(Data supplied)

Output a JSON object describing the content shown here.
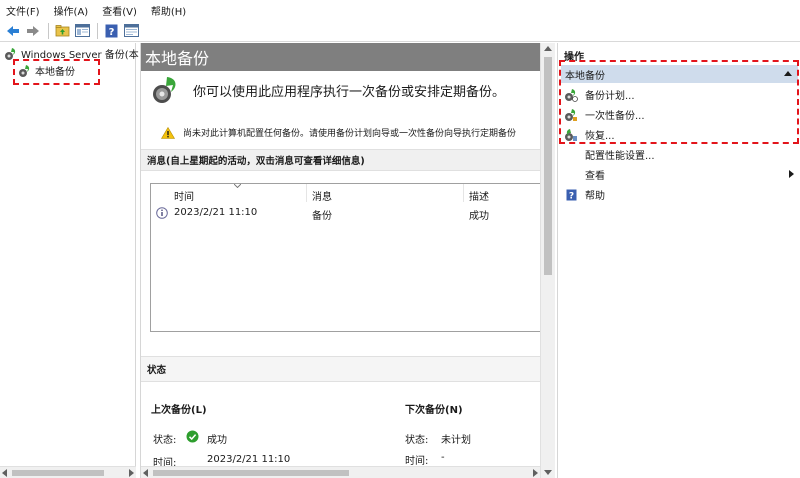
{
  "menubar": {
    "items": [
      "文件(F)",
      "操作(A)",
      "查看(V)",
      "帮助(H)"
    ]
  },
  "toolbar": {
    "buttons": [
      "back-arrow-icon",
      "forward-arrow-icon",
      "up-folder-icon",
      "show-hide-tree-icon",
      "help-icon",
      "properties-icon"
    ]
  },
  "tree": {
    "root_label": "Windows Server 备份(本",
    "child_label": "本地备份"
  },
  "center": {
    "title": "本地备份",
    "header_text": "你可以使用此应用程序执行一次备份或安排定期备份。",
    "warning_text": "尚未对此计算机配置任何备份。请使用备份计划向导或一次性备份向导执行定期备份",
    "messages_section": "消息(自上星期起的活动，双击消息可查看详细信息)",
    "messages_table": {
      "columns": [
        "时间",
        "消息",
        "描述"
      ],
      "rows": [
        {
          "time": "2023/2/21 11:10",
          "message": "备份",
          "description": "成功"
        }
      ]
    },
    "status_section": "状态",
    "last_backup": {
      "heading": "上次备份(L)",
      "status_label": "状态:",
      "status_value": "成功",
      "time_label": "时间:",
      "time_value": "2023/2/21 11:10"
    },
    "next_backup": {
      "heading": "下次备份(N)",
      "status_label": "状态:",
      "status_value": "未计划",
      "time_label": "时间:",
      "time_value": "-"
    }
  },
  "actions": {
    "title": "操作",
    "group_label": "本地备份",
    "items": [
      {
        "label": "备份计划...",
        "icon": "backup-schedule-icon"
      },
      {
        "label": "一次性备份...",
        "icon": "backup-once-icon"
      },
      {
        "label": "恢复...",
        "icon": "recover-icon"
      },
      {
        "label": "配置性能设置...",
        "icon": ""
      },
      {
        "label": "查看",
        "icon": ""
      },
      {
        "label": "帮助",
        "icon": "help-icon"
      }
    ]
  },
  "colors": {
    "highlight_dash": "#e3141b",
    "title_bar": "#7f7f7f",
    "actions_group_bg": "#cfdcec",
    "success_green": "#2e9e2e"
  }
}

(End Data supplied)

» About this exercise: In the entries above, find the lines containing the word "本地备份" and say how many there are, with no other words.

» Solution for this task: 3